Work required: Using the entries that follow, collect the lines where the word "usually" appears.

Task data:
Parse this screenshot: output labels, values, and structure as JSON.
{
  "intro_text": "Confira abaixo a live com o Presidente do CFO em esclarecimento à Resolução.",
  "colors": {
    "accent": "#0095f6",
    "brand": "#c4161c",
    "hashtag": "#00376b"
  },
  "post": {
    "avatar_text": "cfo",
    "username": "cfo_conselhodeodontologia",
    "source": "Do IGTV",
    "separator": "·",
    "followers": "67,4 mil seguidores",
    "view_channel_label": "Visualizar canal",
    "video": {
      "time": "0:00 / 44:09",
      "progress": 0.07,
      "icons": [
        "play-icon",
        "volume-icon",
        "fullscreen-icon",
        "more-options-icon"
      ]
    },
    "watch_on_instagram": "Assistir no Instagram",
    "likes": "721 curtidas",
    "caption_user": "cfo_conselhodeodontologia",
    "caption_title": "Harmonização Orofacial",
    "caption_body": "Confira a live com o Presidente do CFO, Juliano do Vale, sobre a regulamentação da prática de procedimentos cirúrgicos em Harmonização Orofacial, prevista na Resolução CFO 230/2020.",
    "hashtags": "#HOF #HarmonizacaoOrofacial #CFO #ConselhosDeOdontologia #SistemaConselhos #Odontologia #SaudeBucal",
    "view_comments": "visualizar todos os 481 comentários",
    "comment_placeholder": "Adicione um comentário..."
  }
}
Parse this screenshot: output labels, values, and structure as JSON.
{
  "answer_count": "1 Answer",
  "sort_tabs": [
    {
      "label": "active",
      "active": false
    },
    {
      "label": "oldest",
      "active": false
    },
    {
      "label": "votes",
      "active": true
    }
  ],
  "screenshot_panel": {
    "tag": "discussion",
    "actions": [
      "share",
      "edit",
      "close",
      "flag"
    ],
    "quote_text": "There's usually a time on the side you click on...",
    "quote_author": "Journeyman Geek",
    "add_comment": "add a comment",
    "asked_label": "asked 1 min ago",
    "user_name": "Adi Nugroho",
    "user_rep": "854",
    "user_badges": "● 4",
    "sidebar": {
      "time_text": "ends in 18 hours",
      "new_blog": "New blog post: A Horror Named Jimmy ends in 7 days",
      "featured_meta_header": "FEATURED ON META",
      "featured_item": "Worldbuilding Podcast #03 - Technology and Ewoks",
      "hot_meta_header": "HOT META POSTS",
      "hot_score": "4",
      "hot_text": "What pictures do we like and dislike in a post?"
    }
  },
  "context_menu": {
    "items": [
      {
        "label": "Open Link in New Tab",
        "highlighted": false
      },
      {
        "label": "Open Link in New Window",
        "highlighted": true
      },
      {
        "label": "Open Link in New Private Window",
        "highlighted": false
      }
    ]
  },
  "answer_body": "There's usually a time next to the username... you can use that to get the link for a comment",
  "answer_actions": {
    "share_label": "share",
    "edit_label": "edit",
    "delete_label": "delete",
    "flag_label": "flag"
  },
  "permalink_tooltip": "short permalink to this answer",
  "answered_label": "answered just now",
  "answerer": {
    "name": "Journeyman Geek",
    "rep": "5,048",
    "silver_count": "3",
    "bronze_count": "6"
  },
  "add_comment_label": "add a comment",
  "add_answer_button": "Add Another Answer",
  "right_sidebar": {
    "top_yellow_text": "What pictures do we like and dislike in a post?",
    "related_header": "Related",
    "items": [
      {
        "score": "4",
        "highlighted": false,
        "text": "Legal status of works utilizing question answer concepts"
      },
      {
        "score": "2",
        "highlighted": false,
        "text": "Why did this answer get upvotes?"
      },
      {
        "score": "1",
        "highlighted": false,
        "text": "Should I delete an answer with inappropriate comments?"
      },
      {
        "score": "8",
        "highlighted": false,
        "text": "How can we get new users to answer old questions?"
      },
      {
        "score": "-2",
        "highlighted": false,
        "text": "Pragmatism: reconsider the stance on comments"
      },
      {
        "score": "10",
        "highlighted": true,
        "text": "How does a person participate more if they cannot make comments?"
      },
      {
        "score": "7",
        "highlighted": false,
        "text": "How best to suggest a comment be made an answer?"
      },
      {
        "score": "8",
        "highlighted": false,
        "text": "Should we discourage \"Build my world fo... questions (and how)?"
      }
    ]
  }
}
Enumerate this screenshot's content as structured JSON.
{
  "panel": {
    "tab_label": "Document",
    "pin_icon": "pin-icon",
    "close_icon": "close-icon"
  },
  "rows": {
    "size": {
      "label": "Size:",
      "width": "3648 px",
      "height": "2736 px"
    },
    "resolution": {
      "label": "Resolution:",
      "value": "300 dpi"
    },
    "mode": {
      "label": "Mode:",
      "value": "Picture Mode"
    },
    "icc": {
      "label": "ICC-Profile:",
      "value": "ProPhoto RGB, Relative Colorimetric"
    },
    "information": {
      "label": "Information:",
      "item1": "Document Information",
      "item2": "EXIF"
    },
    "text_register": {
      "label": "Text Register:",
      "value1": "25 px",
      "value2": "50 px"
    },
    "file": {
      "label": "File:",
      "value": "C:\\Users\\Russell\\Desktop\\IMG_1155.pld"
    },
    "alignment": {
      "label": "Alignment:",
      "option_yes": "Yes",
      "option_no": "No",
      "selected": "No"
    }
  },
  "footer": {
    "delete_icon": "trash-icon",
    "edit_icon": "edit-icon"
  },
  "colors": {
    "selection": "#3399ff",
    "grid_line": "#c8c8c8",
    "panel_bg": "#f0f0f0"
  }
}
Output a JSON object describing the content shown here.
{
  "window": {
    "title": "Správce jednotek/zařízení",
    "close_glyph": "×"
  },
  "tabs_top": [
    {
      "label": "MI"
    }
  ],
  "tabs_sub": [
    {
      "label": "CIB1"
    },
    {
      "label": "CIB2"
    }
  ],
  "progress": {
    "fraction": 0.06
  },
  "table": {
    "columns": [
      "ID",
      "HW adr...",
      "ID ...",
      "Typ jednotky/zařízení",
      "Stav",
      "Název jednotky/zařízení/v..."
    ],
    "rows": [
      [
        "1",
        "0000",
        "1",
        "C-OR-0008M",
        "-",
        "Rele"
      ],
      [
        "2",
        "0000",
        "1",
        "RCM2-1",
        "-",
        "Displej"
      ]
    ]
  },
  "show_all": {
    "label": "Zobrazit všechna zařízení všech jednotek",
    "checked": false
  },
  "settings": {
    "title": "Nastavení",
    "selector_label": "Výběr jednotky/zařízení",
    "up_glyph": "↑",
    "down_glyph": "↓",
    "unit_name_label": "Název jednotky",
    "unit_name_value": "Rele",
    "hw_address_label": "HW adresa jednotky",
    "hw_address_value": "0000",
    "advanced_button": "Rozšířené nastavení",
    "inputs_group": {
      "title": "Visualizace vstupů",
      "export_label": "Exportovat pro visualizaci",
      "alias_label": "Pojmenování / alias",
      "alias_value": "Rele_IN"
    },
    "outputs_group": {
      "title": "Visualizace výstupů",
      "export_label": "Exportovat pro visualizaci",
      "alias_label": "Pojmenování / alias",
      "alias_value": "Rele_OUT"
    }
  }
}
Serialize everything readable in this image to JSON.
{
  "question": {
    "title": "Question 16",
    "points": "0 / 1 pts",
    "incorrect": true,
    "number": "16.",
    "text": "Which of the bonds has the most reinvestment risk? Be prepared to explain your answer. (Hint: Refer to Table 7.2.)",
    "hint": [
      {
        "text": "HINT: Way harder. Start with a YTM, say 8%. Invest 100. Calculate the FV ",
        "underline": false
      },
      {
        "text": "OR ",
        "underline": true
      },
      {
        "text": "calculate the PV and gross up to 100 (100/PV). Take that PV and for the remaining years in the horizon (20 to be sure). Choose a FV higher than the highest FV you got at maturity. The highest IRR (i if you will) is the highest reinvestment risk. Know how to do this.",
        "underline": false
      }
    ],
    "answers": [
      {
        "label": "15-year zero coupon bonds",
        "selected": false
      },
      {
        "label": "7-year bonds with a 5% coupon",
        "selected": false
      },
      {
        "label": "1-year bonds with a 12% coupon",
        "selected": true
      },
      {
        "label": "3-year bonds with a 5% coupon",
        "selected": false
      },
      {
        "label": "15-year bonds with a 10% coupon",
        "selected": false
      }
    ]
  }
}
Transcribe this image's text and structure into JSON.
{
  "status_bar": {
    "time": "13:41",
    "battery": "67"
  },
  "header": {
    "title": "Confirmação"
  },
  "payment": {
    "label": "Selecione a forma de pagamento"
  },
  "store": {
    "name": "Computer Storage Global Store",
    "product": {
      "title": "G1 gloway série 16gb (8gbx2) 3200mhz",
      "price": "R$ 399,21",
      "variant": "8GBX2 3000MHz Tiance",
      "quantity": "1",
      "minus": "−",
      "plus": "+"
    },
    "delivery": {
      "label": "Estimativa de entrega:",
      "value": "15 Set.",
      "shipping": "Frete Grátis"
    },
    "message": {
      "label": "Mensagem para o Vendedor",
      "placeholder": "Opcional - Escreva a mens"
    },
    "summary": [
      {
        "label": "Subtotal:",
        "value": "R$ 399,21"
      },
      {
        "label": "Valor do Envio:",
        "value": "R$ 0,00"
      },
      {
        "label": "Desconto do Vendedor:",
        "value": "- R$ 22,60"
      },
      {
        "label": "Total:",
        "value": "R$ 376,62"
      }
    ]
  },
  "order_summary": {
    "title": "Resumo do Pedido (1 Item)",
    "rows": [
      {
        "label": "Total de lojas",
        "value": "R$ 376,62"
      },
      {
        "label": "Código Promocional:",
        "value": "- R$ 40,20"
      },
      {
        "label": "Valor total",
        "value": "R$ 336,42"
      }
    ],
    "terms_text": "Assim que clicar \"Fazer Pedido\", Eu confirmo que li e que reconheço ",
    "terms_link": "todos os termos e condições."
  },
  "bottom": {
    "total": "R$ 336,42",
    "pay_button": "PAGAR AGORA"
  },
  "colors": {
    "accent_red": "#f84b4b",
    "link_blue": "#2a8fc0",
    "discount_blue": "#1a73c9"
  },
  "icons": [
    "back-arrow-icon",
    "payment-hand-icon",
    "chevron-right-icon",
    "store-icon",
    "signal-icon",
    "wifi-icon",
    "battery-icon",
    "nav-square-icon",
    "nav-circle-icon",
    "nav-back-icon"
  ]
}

Output for this exercise:
    "quote_text": "There's usually a time on the side you click on...",
  "answer_body": "There's usually a time next to the username... you can use that to get the link for a comment",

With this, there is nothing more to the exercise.